Microsoft continues its childish attacks on Google
Microsoft’s Scroogled campaign, in which the technology giant attacks Google for various perceived transgressions, has now turned its sights to Android, or more specifically the Google Play store.
Past Scroogled "attacks" (aka petty whining) have taken Google to task for using a pay-to-rank practice in Google Shopping, and reading emails in Gmail. The newest complaint is that Google shares your personal info with app makers.
Or more specifically:
When you buy an Android app from the Google app store, they give the app maker your full name, email address and the neighborhood where you live. This occurs without clear warning every single time you buy an app.
If you can't trust Google's app store, how can you trust them for anything?
Microsoft then helpfully provides a couple of videos explaining how this happens (watch them below).
If you were unaware that Google passes on your information to app makers, and you’re concerned about this, then you’ll probably be thankful to Microsoft for pointing it out.

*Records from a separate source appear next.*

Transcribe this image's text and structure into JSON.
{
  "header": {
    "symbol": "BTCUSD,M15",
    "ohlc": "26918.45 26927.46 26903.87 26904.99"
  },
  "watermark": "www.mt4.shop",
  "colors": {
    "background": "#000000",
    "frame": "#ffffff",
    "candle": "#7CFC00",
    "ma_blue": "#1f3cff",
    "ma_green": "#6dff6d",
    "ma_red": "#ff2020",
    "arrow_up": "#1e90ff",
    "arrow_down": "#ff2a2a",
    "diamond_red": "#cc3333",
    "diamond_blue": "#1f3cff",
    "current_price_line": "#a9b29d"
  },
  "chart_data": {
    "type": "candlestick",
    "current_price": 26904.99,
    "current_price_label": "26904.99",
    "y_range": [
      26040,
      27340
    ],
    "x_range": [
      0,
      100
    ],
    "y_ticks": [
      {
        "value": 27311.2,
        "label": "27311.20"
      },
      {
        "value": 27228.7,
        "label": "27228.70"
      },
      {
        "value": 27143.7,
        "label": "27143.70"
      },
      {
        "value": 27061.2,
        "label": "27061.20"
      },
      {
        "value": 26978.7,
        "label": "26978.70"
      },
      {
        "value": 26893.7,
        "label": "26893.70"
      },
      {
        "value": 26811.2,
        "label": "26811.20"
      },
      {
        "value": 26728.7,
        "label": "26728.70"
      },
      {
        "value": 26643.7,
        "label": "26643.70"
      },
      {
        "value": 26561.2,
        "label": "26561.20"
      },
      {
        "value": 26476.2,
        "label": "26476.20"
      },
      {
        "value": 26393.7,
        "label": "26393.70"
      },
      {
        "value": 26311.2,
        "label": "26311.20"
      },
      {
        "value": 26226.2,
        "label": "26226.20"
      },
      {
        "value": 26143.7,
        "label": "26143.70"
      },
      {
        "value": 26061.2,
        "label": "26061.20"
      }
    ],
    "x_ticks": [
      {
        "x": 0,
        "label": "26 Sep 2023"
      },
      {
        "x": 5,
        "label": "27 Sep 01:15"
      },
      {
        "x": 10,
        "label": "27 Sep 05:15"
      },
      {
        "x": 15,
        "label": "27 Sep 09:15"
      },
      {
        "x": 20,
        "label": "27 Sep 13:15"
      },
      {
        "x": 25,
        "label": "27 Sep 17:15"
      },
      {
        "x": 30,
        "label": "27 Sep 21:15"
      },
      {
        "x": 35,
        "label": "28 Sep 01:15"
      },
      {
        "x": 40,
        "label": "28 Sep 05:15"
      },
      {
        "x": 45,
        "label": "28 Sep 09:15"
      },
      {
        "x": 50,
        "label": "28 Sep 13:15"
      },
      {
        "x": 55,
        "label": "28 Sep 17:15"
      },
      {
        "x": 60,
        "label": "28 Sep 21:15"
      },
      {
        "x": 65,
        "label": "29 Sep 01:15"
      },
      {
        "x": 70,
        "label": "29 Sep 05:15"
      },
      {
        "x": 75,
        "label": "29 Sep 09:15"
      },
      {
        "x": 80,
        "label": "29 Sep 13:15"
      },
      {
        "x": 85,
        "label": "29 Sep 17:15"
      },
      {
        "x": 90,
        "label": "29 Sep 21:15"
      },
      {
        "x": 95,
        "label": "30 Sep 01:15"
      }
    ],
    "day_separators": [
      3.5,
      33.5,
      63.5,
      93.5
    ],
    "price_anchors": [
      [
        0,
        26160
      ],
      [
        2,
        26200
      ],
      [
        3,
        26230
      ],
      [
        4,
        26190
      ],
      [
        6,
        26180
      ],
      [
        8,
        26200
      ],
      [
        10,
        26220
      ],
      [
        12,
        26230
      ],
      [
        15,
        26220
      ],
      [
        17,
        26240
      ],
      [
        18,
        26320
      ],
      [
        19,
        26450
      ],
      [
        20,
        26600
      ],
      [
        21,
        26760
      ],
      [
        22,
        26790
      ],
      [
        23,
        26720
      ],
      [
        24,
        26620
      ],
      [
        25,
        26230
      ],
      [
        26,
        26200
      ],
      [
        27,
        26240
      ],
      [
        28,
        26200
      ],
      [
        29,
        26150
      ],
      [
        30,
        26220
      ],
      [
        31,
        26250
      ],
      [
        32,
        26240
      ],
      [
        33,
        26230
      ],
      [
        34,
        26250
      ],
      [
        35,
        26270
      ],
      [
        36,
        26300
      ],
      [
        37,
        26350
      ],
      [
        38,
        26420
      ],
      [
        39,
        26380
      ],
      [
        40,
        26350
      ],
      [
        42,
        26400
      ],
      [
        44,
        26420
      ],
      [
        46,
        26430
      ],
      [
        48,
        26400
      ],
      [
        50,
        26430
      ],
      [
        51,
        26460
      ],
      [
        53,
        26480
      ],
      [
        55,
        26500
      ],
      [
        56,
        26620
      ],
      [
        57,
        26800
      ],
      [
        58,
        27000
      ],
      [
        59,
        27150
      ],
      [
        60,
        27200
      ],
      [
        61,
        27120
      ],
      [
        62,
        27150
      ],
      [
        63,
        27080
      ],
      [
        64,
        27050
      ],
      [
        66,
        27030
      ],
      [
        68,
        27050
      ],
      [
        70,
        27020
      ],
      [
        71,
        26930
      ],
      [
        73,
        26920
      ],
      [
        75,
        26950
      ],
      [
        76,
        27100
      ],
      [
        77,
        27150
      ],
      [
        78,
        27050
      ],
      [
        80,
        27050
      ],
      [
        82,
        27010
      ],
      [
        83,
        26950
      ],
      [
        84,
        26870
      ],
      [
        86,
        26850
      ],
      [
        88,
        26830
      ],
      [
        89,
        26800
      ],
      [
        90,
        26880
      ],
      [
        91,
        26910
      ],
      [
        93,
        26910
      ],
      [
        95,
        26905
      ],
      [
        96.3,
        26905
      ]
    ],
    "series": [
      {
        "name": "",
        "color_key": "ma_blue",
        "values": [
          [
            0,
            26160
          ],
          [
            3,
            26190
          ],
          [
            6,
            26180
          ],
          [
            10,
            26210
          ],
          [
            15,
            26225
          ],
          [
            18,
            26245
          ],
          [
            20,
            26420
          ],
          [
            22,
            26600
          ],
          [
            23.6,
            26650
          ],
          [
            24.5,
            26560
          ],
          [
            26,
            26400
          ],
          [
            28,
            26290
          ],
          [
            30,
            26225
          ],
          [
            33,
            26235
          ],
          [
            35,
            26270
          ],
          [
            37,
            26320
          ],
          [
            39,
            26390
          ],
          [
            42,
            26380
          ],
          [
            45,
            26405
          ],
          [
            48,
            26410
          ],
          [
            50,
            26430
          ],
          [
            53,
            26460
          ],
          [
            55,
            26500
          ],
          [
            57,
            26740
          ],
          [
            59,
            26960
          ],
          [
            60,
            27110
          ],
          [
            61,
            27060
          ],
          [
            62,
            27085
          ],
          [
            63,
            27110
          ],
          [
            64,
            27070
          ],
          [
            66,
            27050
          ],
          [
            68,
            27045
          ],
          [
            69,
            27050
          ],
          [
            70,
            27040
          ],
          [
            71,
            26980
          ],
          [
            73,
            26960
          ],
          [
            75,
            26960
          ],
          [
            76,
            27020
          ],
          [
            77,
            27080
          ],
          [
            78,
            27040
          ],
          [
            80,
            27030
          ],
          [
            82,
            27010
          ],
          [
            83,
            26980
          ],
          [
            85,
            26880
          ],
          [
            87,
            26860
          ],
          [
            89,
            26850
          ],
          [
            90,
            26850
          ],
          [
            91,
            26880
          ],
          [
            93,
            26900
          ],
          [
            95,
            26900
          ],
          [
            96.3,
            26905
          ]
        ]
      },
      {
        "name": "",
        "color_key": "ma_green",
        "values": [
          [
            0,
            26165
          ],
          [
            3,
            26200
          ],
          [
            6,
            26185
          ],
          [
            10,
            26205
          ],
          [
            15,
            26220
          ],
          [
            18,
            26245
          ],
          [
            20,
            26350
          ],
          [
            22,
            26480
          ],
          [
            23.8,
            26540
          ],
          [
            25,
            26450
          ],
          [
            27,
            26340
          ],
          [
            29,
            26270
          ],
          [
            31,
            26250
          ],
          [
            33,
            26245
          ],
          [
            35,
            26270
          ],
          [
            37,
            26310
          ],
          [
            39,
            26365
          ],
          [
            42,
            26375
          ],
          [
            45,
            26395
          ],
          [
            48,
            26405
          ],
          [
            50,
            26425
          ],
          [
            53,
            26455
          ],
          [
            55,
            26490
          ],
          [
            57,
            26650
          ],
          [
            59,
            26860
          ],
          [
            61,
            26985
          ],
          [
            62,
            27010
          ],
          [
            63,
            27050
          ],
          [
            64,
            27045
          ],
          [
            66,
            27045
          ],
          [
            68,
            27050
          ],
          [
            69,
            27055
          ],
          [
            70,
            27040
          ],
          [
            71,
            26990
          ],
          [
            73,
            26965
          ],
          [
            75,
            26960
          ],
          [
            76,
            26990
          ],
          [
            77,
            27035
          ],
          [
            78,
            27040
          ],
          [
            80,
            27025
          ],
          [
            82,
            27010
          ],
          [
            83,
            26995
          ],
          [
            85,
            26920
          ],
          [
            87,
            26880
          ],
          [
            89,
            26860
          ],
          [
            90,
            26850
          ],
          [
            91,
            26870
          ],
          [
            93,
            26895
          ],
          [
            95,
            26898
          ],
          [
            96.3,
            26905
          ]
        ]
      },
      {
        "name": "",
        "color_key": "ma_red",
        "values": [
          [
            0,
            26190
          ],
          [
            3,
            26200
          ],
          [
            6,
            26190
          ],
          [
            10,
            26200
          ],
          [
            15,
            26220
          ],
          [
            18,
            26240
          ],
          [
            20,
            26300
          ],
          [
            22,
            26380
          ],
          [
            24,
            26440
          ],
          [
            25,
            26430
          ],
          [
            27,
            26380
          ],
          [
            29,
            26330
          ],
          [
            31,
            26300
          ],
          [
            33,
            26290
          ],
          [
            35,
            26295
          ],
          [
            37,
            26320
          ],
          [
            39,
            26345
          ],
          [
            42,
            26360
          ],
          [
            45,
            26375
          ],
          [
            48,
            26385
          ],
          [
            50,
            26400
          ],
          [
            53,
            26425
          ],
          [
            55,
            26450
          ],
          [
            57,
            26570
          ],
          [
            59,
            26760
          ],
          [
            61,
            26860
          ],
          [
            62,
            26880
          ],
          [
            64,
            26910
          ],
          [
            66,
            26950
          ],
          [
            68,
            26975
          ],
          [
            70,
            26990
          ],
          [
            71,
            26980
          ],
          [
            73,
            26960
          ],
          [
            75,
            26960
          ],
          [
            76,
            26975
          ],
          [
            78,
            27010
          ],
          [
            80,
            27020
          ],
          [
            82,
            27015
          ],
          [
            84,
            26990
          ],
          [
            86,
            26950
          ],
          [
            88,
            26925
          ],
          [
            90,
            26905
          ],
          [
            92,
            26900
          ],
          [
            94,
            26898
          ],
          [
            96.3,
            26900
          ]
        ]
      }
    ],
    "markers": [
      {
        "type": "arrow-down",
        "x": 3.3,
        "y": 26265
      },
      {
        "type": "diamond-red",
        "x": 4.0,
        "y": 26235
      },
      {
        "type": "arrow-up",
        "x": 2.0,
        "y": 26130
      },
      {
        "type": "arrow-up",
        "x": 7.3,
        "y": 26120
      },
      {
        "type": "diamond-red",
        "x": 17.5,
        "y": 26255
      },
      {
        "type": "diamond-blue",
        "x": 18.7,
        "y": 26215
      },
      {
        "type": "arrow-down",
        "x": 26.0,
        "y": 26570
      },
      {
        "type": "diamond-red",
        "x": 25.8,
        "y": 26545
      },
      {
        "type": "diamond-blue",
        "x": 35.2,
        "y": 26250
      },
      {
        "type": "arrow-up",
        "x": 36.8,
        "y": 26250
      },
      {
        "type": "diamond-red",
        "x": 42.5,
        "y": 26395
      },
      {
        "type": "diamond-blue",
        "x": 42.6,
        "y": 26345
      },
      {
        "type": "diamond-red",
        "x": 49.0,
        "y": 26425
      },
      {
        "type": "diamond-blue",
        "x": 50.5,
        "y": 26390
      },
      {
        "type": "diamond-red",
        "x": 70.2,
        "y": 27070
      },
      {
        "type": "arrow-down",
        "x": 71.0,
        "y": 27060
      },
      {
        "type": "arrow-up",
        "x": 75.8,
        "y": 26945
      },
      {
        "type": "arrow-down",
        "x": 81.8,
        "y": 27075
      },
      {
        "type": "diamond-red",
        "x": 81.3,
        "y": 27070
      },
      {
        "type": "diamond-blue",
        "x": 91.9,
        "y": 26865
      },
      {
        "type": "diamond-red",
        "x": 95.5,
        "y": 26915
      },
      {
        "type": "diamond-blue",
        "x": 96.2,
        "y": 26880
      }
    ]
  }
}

Even though there’s actually nothing particularly nefarious about it. When you buy something from pretty much anywhere on the internet, the seller gets your information. That’s how things work. If you don’t trust a retailer -- or an app maker -- don’t buy something from them.
The problem I personally have with the Scroogled campaign is I (like most people) don’t view Microsoft as the people’s champion. It’s not warning consumers, it’s trying to get them to switch from Google to Microsoft (something I’ve actually done, but out of interest rather than any concern about what Google’s doing with my information).
If Microsoft truly had our best interests at heart, then it would be providing useful advice on what to do to safeguard privacy -- like setting up a second Google account purely for purchasing apps. Instead, what it does is say "Unlike Google, Windows Phone Store doesn't share your personal information with app makers" and then helpfully provides a button to "Explore Windows Phone".
Microsoft should, in the interest of full transparency, also perhaps add "Unlike Google, Windows Phone Store doesn't offer anywhere near the breadth and quality of apps", but obviously it doesn’t say that because Scroogled isn’t about truth, it’s about trying to snare customers through fear, uncertainty and doubt -- instead of wooing them with great products, as a company of Microsoft’s size and standing should be doing.
The Scroogled campaign continues to be a sad and embarrassing waste of Microsoft’s time and money and really it’s time it was laid to rest now.